More young women are having heart attacks, a new report suggests.
The study, published in the journal Circulation on Tuesday, found heart attack cases among young people at hospitals in the U.S. rose from 27 per cent between the years of 1995 to 1999 to 32 per cent in 2010 to 2014, CNN reported. There was a larger increase among women.
The study found younger women made up 31 per cent of hospitalizations for heart attacks, an increase of 21 per cent since the 90s.
These numbers worry researchers, especially since these hospitalizations involved women between the ages of 35 to 54.
“The takeaway message is that an increasing percentage of heart attacks is occurring among younger patients, even though our population is aging, and the biggest increase seems to be among young women,” Melissa Caughey, senior author of the study, said in a statement.
“Based on Heart & Stroke analysis of Canadian hospitalization data, between 2007 and 2016, 19 per cent increase in hospitalizations for heart attacks were women aged between 30 to 39.”
Why young women?
Yip said there is ongoing research to figure out why so many young women, in particular, are suffering from heart attacks.
“Change in lifestyle, diet, and roles can be contributing factors,” she explained. “Also, younger women may not be aware or dismissed the signs of a heart attack, because they do not typically expect to have a heart attack at a young age.”
Some women may not recognize the signs of a heart attack and dismiss it as heartburn.
“In fact, our 2018 Heart & Stroke survey of 2,000 women showed women are still vastly under-aware of the threat they face from heart disease.”
Barriers for women
Other research from the foundation has found women, in general, are under-researched, under-diagnosed and under-treated as well as under-supported.
The foundation found heart disease clinical research mostly focuses on men, even though men and women have different experiences when it comes to heart disease.
Yip explained men typically develop heart disease in their major coronary arteries, while women tend to develop it in their smaller arteries.
“The angiogram images the major arteries and typically misses microvascular (small artery) disease,” she continued. “Women’s physiology differs from men. There are differences in size, electrical activity, heart rate, and blood pressure and the structure of the blood vessels.”
Diagnostics and treatment methods need to address the differences between men and women’s hearts, she said, so that women can be diagnosed and treated as effectively as men.

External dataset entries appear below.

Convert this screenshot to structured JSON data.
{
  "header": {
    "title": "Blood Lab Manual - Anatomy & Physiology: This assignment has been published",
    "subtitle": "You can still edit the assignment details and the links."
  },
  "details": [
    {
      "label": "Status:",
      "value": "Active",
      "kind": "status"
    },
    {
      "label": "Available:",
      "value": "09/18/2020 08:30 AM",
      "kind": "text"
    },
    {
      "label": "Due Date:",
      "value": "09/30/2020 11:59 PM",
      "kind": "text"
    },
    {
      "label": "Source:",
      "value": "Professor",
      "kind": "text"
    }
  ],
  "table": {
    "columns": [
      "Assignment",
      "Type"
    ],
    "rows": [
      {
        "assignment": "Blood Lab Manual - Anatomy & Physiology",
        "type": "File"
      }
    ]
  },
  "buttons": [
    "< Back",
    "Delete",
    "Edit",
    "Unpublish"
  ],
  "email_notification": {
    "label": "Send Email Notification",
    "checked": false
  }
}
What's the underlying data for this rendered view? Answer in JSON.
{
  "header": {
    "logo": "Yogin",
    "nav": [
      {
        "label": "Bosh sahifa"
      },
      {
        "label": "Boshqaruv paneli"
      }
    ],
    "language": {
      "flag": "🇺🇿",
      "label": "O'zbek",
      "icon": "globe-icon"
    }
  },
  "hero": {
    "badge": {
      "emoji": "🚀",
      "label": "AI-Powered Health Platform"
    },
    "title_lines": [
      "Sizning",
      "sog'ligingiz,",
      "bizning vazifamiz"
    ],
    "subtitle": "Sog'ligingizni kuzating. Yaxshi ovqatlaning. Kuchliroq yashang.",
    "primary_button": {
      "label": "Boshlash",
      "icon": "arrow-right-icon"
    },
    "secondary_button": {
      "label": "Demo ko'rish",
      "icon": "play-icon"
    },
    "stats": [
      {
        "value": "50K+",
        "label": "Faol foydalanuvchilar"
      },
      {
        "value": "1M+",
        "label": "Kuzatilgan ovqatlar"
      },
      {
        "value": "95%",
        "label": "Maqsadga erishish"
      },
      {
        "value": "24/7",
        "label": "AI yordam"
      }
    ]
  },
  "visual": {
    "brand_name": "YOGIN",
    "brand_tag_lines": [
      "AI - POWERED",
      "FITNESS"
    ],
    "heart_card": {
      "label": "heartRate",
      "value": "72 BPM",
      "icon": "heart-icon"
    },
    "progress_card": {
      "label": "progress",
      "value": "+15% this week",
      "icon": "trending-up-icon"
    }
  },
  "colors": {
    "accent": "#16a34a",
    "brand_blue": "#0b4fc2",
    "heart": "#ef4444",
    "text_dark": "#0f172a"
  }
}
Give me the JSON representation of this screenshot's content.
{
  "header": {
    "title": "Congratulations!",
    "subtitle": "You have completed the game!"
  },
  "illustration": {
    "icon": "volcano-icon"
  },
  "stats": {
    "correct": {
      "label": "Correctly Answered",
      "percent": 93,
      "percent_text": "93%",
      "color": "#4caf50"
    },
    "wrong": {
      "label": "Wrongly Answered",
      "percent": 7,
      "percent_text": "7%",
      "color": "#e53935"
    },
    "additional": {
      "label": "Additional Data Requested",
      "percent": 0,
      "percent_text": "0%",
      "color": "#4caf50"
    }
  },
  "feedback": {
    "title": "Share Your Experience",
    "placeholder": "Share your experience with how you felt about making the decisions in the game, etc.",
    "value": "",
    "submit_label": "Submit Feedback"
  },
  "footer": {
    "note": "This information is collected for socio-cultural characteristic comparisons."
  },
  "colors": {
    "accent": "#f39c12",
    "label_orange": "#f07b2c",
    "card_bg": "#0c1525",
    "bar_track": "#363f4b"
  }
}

How women can protect themselves
A recent story of a Florida mom who had a heart attack at the age of 44, highlights the importance of being aware of the risks related to heart health, even if you are young and healthy.
Shawn Sherlock told Today.com when she was making breakfast for her sons one morning, her jaw started to ache and she felt pain down her left arm.
“I thought, this could not be a heart attack,” Sherlock told the site. “I am too young and healthy.”
Sherlock went to the hospital. “Within a few hours, I was in surgery and getting two stents to save my life,”
Yip said the best thing young women can do to protect themselves is to be aware of their risks. Some risks include high blood pressure, smoking, excessive drinking, poor eating habits, and an inactive lifestyle.
“But the responsibility for women’s heart health must be shared more broadly,” she said.
“Research must be accelerated and health-care systems need to catch up with new knowledge and must incorporate it into best practice and guidelines to provide better, safer care for women. I think awareness is the key to prevention and protection of women’s heart health.”
— With files from Dani-Elle Dubé and Allison Vuchnich